We document three facts about nonbank lending in the syndicated loan market. First, nonbank lending is more than twice as cyclical as bank lending. Second, declines in nonbank lending explain most of the declines in syndicated lending during the Great Recession and COVID-19 crisis. Third, cyclicality in nonbank lending is matched by cyclicality in nonbank funding flows. The higher nonbank cyclicality is not explained by either the health or monitoring ability of banks, nor by bank-borrower relationships. Instead, it appears to be driven by nonbank funding instability. We highlight frictions in CLOs and mutual funds that contribute to this instability.
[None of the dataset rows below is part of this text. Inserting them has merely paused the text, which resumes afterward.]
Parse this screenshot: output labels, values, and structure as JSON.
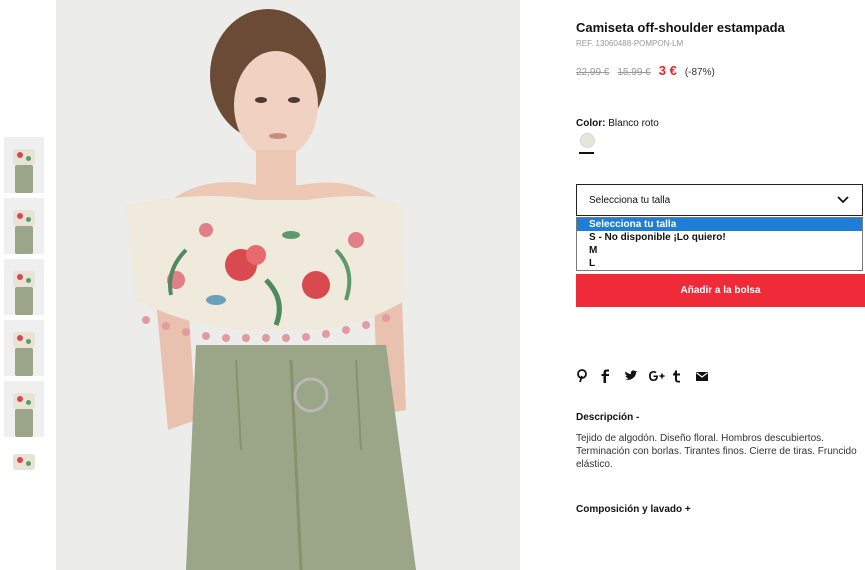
{
  "product": {
    "title": "Camiseta off-shoulder estampada",
    "ref": "REF. 13060488-POMPON-LM",
    "price_old_1": "22,99 €",
    "price_old_2": "15,99 €",
    "price_new": "3 €",
    "discount": "(-87%)"
  },
  "color": {
    "label": "Color:",
    "value": "Blanco roto",
    "swatch_hex": "#e8e6dc"
  },
  "size_select": {
    "current": "Selecciona tu talla",
    "options": [
      "Selecciona tu talla",
      "S - No disponible ¡Lo quiero!",
      "M",
      "L"
    ]
  },
  "add_to_bag": "Añadir a la bolsa",
  "social_icons": [
    "pinterest-icon",
    "facebook-icon",
    "twitter-icon",
    "google-plus-icon",
    "tumblr-icon",
    "mail-icon"
  ],
  "description": {
    "heading": "Descripción -",
    "text": "Tejido de algodón. Diseño floral. Hombros descubiertos. Terminación con borlas. Tirantes finos. Cierre de tiras. Fruncido elástico."
  },
  "composition_heading": "Composición y lavado +",
  "colors": {
    "accent_red": "#ef2b3a",
    "price_red": "#e2232b",
    "select_highlight": "#1e7ed6"
  }
}
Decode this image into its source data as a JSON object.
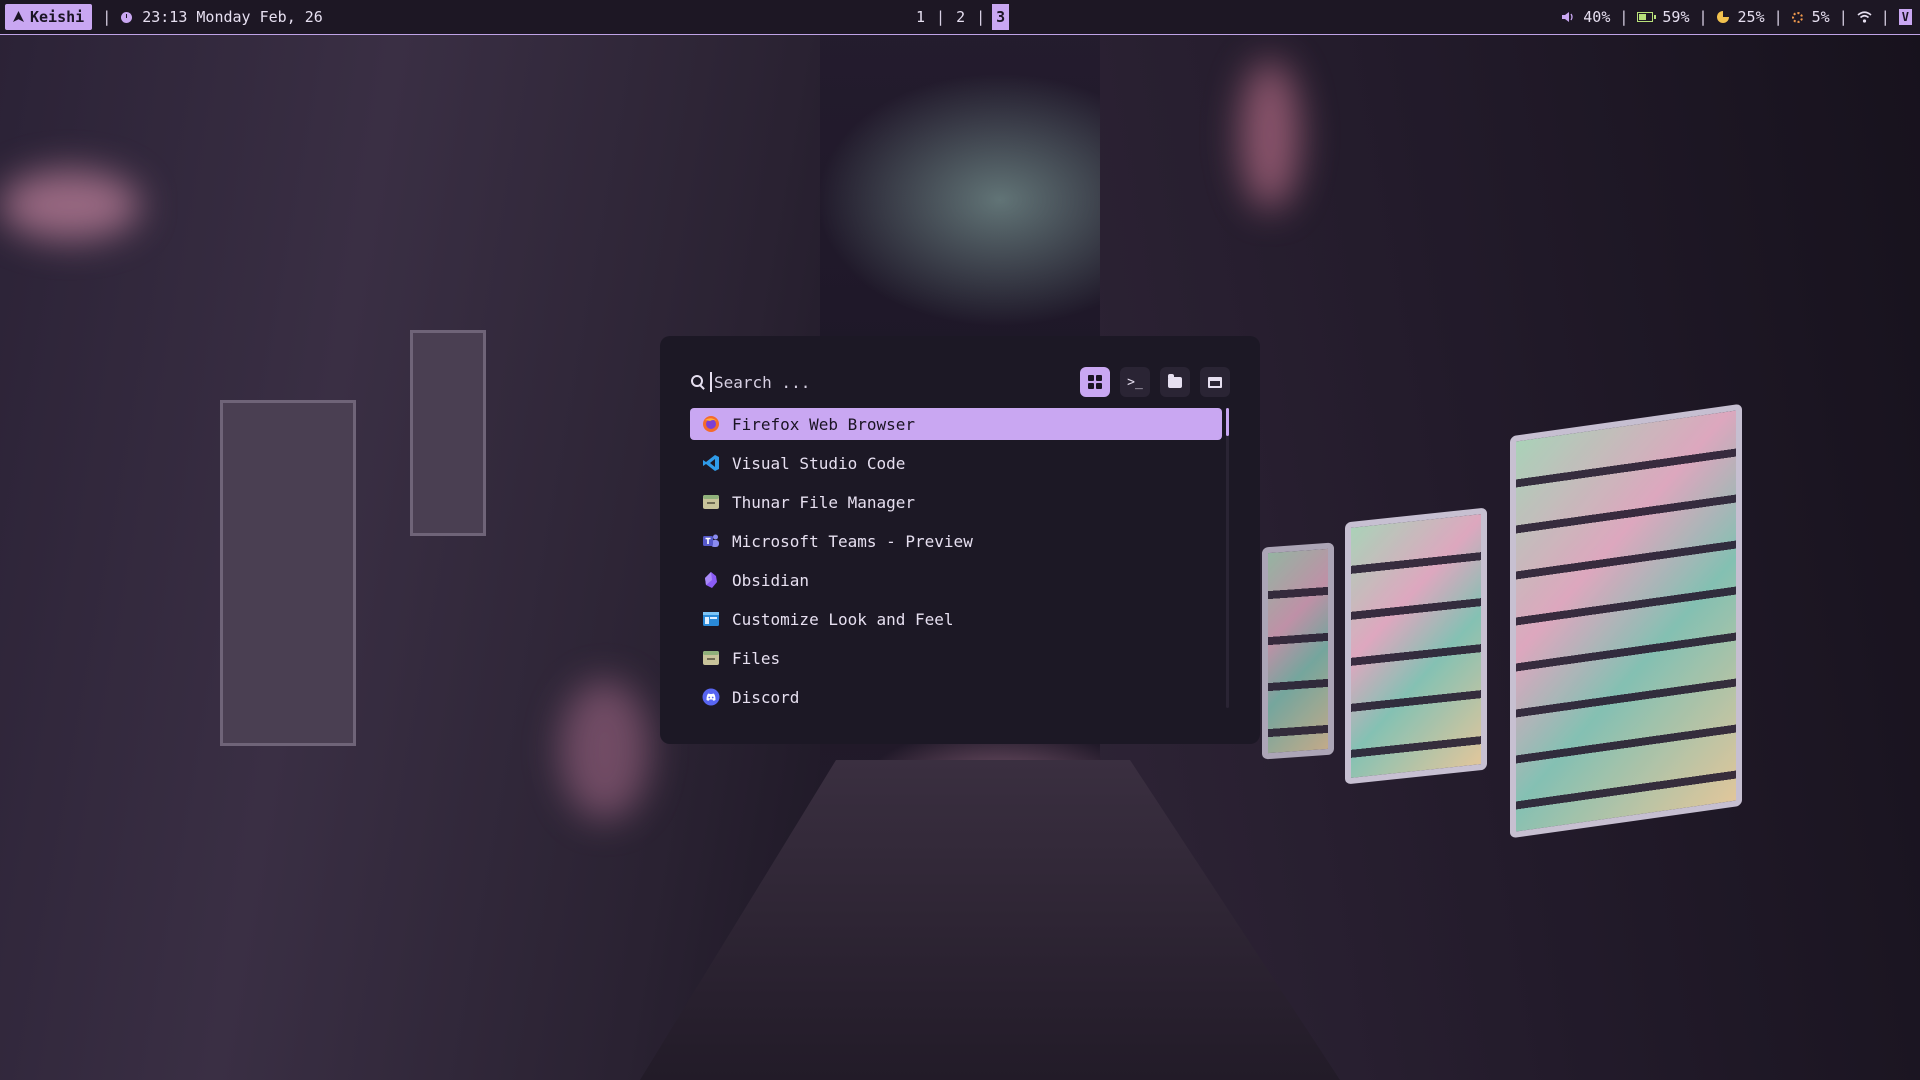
{
  "topbar": {
    "user": "Keishi",
    "separator": "|",
    "datetime": "23:13 Monday Feb, 26",
    "workspaces": [
      "1",
      "2",
      "3"
    ],
    "active_workspace": "3",
    "volume": "40%",
    "battery": "59%",
    "cpu": "25%",
    "brightness": "5%",
    "end_badge": "V"
  },
  "launcher": {
    "search_placeholder": "Search ...",
    "modes": [
      {
        "name": "apps",
        "icon": "grid-icon",
        "active": true
      },
      {
        "name": "run",
        "icon": "terminal-icon",
        "label": ">_"
      },
      {
        "name": "files",
        "icon": "folder-icon"
      },
      {
        "name": "windows",
        "icon": "window-icon"
      }
    ],
    "apps": [
      {
        "label": "Firefox Web Browser",
        "icon": "firefox-icon",
        "selected": true
      },
      {
        "label": "Visual Studio Code",
        "icon": "vscode-icon"
      },
      {
        "label": "Thunar File Manager",
        "icon": "file-manager-icon"
      },
      {
        "label": "Microsoft Teams - Preview",
        "icon": "teams-icon"
      },
      {
        "label": "Obsidian",
        "icon": "obsidian-icon"
      },
      {
        "label": "Customize Look and Feel",
        "icon": "appearance-icon"
      },
      {
        "label": "Files",
        "icon": "files-icon"
      },
      {
        "label": "Discord",
        "icon": "discord-icon"
      }
    ]
  },
  "colors": {
    "accent": "#c9a7f2",
    "panel": "#1c1825",
    "text": "#e6dff0"
  }
}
We make use of Shared National Credit Program (SNC) data to examine syndicated loans in which the lead arranger retains no stake. We find that the lead arranger sells its entire loan share for 27 percent of term loans and 48 percent of Term B loans, typically shortly after syndication. In contrast to existing asymmetric information theories on the role of the lead share, we find that loans that are sold are less likely to become non-performing in the future. This result is robust to several different measures of loan performance and is reflected in subsequent secondary market prices. We explore syndicated loan underwriting risk as an alternative theory that may help explain this result.